Most organizations in which students are placed do not have funding to pay students for their work. However, if an organization has funding for student salaries or stipends, the student may accept this as long as the student’s role as learner remains primary. The student may not accept a regular staff position in the organization and count this as field.

Many field agencies have specific requirements for students to complete criminal background checks, drug screens, physical exams or screenings, submit driving records, etc. Students are required to fulfill the specific requirements of the agency to which they have been assigned. In most cases, students will be financially responsible for these requirements.

The BSSW Junior Placement provides an introduction to professional social work practice in an agency setting. This placement may include more observation and shadowing than practice experience. The BSSW Senior Placement is focused on development of competence in the skills of generalist social work practice. This placement includes observation but requires that students be actively engaged in assessment, intervention, and evaluation of practice at multiple client system levels.

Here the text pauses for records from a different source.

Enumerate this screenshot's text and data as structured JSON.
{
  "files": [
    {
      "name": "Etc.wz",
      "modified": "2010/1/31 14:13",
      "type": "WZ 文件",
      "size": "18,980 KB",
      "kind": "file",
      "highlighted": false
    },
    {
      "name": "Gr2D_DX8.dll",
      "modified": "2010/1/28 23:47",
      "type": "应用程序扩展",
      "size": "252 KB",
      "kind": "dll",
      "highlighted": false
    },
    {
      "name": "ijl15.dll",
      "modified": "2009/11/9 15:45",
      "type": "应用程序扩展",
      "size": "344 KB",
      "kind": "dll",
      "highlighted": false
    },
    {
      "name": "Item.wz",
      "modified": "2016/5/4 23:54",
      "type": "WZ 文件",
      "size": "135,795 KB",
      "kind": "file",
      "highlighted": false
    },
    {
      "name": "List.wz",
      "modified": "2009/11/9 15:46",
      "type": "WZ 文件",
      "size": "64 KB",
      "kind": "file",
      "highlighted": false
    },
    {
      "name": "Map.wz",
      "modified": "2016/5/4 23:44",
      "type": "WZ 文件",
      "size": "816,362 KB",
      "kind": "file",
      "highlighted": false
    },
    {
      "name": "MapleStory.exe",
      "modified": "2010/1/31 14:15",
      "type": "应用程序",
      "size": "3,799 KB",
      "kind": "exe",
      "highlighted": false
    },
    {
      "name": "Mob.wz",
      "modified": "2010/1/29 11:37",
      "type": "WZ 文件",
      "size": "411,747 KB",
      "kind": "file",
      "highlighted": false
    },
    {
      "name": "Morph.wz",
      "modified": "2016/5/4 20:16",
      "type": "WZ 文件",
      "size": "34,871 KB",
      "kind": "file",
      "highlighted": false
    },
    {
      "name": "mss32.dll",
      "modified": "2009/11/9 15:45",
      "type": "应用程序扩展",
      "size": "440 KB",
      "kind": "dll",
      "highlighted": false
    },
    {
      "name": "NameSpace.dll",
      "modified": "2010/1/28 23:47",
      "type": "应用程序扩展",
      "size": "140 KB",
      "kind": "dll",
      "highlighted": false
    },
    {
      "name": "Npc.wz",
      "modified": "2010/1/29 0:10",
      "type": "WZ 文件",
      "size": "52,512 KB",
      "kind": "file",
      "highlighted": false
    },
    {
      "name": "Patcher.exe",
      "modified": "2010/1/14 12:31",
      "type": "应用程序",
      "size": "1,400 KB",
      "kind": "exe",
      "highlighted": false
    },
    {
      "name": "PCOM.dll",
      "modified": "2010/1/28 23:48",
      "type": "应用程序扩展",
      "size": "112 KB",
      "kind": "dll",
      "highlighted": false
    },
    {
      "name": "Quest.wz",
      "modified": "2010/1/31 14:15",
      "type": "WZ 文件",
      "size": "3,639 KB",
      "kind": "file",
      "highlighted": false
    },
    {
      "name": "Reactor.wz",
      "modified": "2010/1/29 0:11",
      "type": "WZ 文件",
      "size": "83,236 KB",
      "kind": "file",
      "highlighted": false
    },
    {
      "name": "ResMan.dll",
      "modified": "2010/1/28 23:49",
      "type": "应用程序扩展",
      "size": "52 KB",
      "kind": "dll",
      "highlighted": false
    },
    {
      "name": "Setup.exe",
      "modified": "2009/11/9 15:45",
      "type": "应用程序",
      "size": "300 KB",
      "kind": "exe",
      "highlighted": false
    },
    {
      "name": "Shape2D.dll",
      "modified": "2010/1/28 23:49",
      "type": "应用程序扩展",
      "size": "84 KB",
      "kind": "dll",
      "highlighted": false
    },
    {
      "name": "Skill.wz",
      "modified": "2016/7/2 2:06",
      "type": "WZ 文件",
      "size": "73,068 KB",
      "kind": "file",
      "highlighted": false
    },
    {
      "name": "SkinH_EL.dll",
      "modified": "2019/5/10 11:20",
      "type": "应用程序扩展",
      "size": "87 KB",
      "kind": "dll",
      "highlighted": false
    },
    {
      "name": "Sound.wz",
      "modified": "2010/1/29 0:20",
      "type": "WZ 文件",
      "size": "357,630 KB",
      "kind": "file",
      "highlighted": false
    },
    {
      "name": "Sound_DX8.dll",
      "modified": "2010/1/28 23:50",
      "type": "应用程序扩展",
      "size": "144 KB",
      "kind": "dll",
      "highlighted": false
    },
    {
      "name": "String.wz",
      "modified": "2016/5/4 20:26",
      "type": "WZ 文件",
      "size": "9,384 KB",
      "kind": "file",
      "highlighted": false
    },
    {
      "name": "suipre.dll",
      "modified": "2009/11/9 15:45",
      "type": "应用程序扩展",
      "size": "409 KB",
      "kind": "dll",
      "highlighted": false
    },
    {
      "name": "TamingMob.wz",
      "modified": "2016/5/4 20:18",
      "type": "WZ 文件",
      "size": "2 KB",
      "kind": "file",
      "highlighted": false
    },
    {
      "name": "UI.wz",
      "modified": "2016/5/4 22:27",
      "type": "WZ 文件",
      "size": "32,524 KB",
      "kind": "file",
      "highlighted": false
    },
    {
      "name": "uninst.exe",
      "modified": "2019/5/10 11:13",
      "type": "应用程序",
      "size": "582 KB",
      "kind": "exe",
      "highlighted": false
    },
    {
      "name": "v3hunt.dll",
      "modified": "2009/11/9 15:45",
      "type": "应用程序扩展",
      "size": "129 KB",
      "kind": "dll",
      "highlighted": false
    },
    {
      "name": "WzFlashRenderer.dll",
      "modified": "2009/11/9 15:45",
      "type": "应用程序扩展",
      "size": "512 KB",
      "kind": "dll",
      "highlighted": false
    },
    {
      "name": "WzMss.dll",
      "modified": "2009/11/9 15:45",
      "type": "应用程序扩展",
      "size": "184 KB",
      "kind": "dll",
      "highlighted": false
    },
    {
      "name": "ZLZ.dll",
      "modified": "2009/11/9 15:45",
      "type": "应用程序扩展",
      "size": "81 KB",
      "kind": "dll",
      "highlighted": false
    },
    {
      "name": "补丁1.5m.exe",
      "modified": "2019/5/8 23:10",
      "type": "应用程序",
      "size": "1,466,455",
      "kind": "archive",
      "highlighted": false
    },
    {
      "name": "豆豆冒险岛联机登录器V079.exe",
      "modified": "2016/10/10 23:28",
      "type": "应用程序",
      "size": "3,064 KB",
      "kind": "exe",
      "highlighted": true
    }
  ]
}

The MSSW Generalist placement enables the student to apply the broad course content in an agency setting and develop competence in generalist social work practice. This includes assessment, engagement, intervention, evaluation, advocacy, and policy practice at multiple client system levels. The concentration placement is focused on the development of advanced knowledge and skills for practice within the student’s chosen concentration and, if applicable, a specific certificate program. As such, this is a much more specialized placement experience.